Source data ▸

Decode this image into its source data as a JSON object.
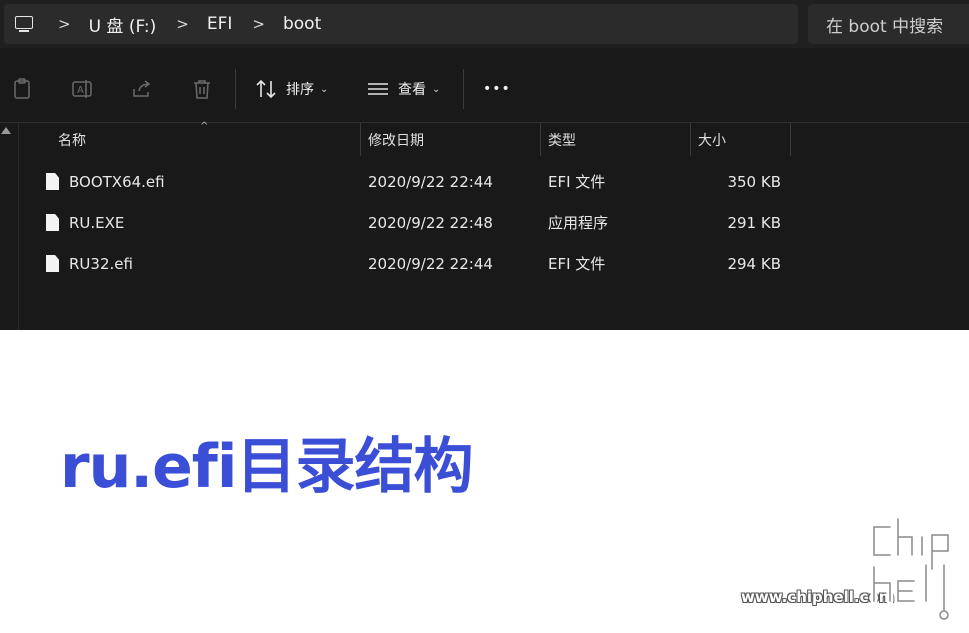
{
  "address": {
    "crumbs": [
      "U 盘 (F:)",
      "EFI",
      "boot"
    ],
    "separator": ">",
    "search_placeholder": "在 boot 中搜索"
  },
  "toolbar": {
    "sort_label": "排序",
    "view_label": "查看",
    "more_label": "•••"
  },
  "columns": {
    "name": "名称",
    "date": "修改日期",
    "type": "类型",
    "size": "大小"
  },
  "files": [
    {
      "name": "BOOTX64.efi",
      "date": "2020/9/22 22:44",
      "type": "EFI 文件",
      "size": "350 KB"
    },
    {
      "name": "RU.EXE",
      "date": "2020/9/22 22:48",
      "type": "应用程序",
      "size": "291 KB"
    },
    {
      "name": "RU32.efi",
      "date": "2020/9/22 22:44",
      "type": "EFI 文件",
      "size": "294 KB"
    }
  ],
  "caption": "ru.efi目录结构",
  "watermark": {
    "url": "www.chiphell.com",
    "logo_text": "chip hell"
  },
  "colors": {
    "caption": "#3b4ed6",
    "explorer_bg": "#191919"
  }
}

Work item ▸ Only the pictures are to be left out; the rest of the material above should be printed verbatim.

Answer to the exercise ▸
Decode this image into its source data as a JSON object.
{
  "address": {
    "crumbs": [
      "U 盘 (F:)",
      "EFI",
      "boot"
    ],
    "separator": ">",
    "search_placeholder": "在 boot 中搜索"
  },
  "toolbar": {
    "sort_label": "排序",
    "view_label": "查看",
    "more_label": "•••"
  },
  "columns": {
    "name": "名称",
    "date": "修改日期",
    "type": "类型",
    "size": "大小"
  },
  "files": [
    {
      "name": "BOOTX64.efi",
      "date": "2020/9/22 22:44",
      "type": "EFI 文件",
      "size": "350 KB"
    },
    {
      "name": "RU.EXE",
      "date": "2020/9/22 22:48",
      "type": "应用程序",
      "size": "291 KB"
    },
    {
      "name": "RU32.efi",
      "date": "2020/9/22 22:44",
      "type": "EFI 文件",
      "size": "294 KB"
    }
  ],
  "caption": "ru.efi目录结构",
  "watermark": {
    "url": "www.chiphell.com",
    "logo_text": "chip hell"
  },
  "colors": {
    "caption": "#3b4ed6",
    "explorer_bg": "#191919"
  }
}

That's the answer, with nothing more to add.